───── Available records ─────
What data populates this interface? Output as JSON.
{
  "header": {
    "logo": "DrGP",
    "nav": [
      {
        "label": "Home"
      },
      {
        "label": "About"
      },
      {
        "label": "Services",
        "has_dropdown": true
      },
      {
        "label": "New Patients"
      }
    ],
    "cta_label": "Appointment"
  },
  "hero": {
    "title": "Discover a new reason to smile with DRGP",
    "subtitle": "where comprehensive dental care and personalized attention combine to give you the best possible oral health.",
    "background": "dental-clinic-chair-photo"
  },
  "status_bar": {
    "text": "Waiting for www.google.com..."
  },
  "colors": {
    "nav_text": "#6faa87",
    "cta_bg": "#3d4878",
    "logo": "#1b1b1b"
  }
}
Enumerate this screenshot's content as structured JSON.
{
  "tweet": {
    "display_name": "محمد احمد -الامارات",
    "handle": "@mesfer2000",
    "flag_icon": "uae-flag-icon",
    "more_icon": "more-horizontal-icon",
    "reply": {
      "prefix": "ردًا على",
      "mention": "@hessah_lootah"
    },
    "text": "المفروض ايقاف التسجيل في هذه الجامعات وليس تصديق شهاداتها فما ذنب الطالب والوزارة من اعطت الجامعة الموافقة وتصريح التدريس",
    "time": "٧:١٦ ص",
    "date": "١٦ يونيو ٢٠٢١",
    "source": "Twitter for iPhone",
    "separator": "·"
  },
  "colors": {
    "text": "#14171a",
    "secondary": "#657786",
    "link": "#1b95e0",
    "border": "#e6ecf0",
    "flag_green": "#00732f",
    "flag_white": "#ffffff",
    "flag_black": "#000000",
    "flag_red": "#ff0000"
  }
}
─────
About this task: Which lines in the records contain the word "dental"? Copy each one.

Your solution:
    "subtitle": "where comprehensive dental care and personalized attention combine to give you the best possible oral health.",
    "background": "dental-clinic-chair-photo"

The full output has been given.